WHAT TO DO:
The data below should be retyped exactly, with the pictures left out.

ENTRIES SUPPLIED:

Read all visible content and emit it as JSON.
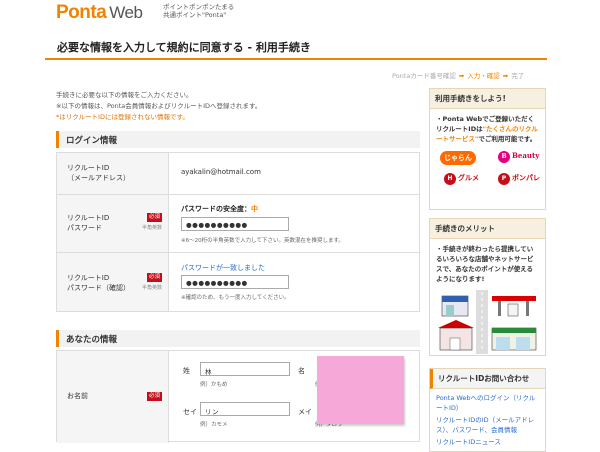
{
  "header": {
    "logo_ponta": "Ponta",
    "logo_web": "Web",
    "tagline_line1": "ポイントポンポンたまる",
    "tagline_line2": "共通ポイント\"Ponta\""
  },
  "page": {
    "title": "必要な情報を入力して規約に同意する - 利用手続き"
  },
  "steps": {
    "step1": "Pontaカード番号確認",
    "step2": "入力・確認",
    "step3": "完了",
    "arrow": "➡"
  },
  "intro": {
    "line1": "手続きに必要な以下の情報をご入力ください。",
    "line2": "※以下の情報は、Ponta会員情報およびリクルートIDへ登録されます。",
    "line3": "*はリクルートIDには登録されない情報です。"
  },
  "login_section": {
    "title": "ログイン情報",
    "recruit_id_label1": "リクルートID",
    "recruit_id_label2": "（メールアドレス）",
    "recruit_id_value": "ayakalin@hotmail.com",
    "password_label1": "リクルートID",
    "password_label2": "パスワード",
    "required": "必須",
    "hint_half": "半角英数",
    "strength_prefix": "パスワードの安全度：",
    "strength_level": "中",
    "password_value": "●●●●●●●●●●",
    "password_note": "※6～20桁の半角英数で入力して下さい。英数混在を推奨します。",
    "confirm_label1": "リクルートID",
    "confirm_label2": "パスワード（確認）",
    "match_text": "パスワードが一致しました",
    "confirm_value": "●●●●●●●●●●",
    "confirm_note": "※確認のため、もう一度入力してください。"
  },
  "you_section": {
    "title": "あなたの情報",
    "name_label": "お名前",
    "required": "必須",
    "sei_label": "姓",
    "sei_value": "林",
    "sei_example": "例）かもめ",
    "mei_label": "名",
    "mei_example": "例）",
    "sei_kana_label": "セイ",
    "sei_kana_value": "リン",
    "sei_kana_example": "例）カモメ",
    "mei_kana_label": "メイ",
    "mei_kana_example": "例）タロウ"
  },
  "sidebar": {
    "promo_title": "利用手続きをしよう!",
    "promo_text1": "・Ponta Webでご登録いただくリクルートIDは",
    "promo_text_orange": "\"たくさんのリクルートサービス\"",
    "promo_text2": "でご利用可能です。",
    "svc_jalan": "じゃらん",
    "svc_beauty": "Beauty",
    "svc_gourmet": "グルメ",
    "svc_gourmet_badge": "H",
    "svc_ponpare": "ポンパレ",
    "svc_ponpare_badge": "P",
    "merit_title": "手続きのメリット",
    "merit_text": "・手続きが終わったら提携しているいろいろな店舗やネットサービスで、あなたのポイントが使えるようになります!",
    "inquiry_title": "リクルートIDお問い合わせ",
    "links": [
      "Ponta Webへのログイン（リクルートID）",
      "リクルートIDのID（メールアドレス）、パスワード、会員情報",
      "リクルートIDニュース"
    ]
  },
  "colors": {
    "brand": "#f08300",
    "required": "#c40f1a",
    "link": "#2a6bd0",
    "sticky": "#f6a8d8"
  }
}
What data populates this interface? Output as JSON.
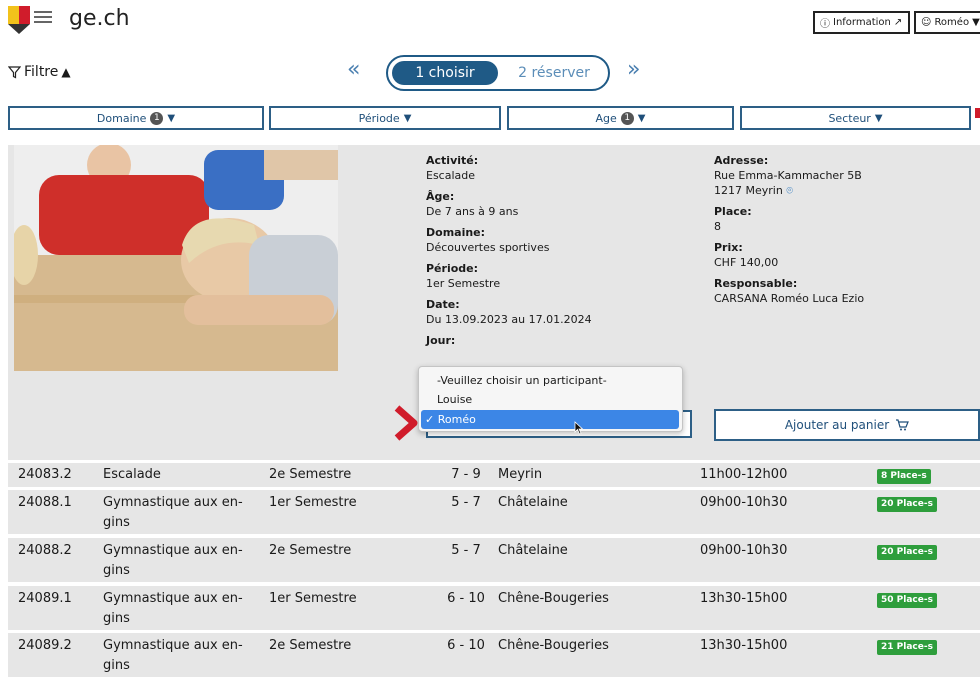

SOLUTION:
Read all visible content and emit it as JSON.
{
  "header": {
    "logo_ponta": "Ponta",
    "logo_web": "Web",
    "tagline_line1": "ポイントポンポンたまる",
    "tagline_line2": "共通ポイント\"Ponta\""
  },
  "page": {
    "title": "必要な情報を入力して規約に同意する - 利用手続き"
  },
  "steps": {
    "step1": "Pontaカード番号確認",
    "step2": "入力・確認",
    "step3": "完了",
    "arrow": "➡"
  },
  "intro": {
    "line1": "手続きに必要な以下の情報をご入力ください。",
    "line2": "※以下の情報は、Ponta会員情報およびリクルートIDへ登録されます。",
    "line3": "*はリクルートIDには登録されない情報です。"
  },
  "login_section": {
    "title": "ログイン情報",
    "recruit_id_label1": "リクルートID",
    "recruit_id_label2": "（メールアドレス）",
    "recruit_id_value": "ayakalin@hotmail.com",
    "password_label1": "リクルートID",
    "password_label2": "パスワード",
    "required": "必須",
    "hint_half": "半角英数",
    "strength_prefix": "パスワードの安全度：",
    "strength_level": "中",
    "password_value": "●●●●●●●●●●",
    "password_note": "※6～20桁の半角英数で入力して下さい。英数混在を推奨します。",
    "confirm_label1": "リクルートID",
    "confirm_label2": "パスワード（確認）",
    "match_text": "パスワードが一致しました",
    "confirm_value": "●●●●●●●●●●",
    "confirm_note": "※確認のため、もう一度入力してください。"
  },
  "you_section": {
    "title": "あなたの情報",
    "name_label": "お名前",
    "required": "必須",
    "sei_label": "姓",
    "sei_value": "林",
    "sei_example": "例）かもめ",
    "mei_label": "名",
    "mei_example": "例）",
    "sei_kana_label": "セイ",
    "sei_kana_value": "リン",
    "sei_kana_example": "例）カモメ",
    "mei_kana_label": "メイ",
    "mei_kana_example": "例）タロウ"
  },
  "sidebar": {
    "promo_title": "利用手続きをしよう!",
    "promo_text1": "・Ponta Webでご登録いただくリクルートIDは",
    "promo_text_orange": "\"たくさんのリクルートサービス\"",
    "promo_text2": "でご利用可能です。",
    "svc_jalan": "じゃらん",
    "svc_beauty": "Beauty",
    "svc_gourmet": "グルメ",
    "svc_gourmet_badge": "H",
    "svc_ponpare": "ポンパレ",
    "svc_ponpare_badge": "P",
    "merit_title": "手続きのメリット",
    "merit_text": "・手続きが終わったら提携しているいろいろな店舗やネットサービスで、あなたのポイントが使えるようになります!",
    "inquiry_title": "リクルートIDお問い合わせ",
    "links": [
      "Ponta Webへのログイン（リクルートID）",
      "リクルートIDのID（メールアドレス）、パスワード、会員情報",
      "リクルートIDニュース"
    ]
  },
  "colors": {
    "brand": "#f08300",
    "required": "#c40f1a",
    "link": "#2a6bd0",
    "sticky": "#f6a8d8"
  }
}
What data populates this interface? Output as JSON.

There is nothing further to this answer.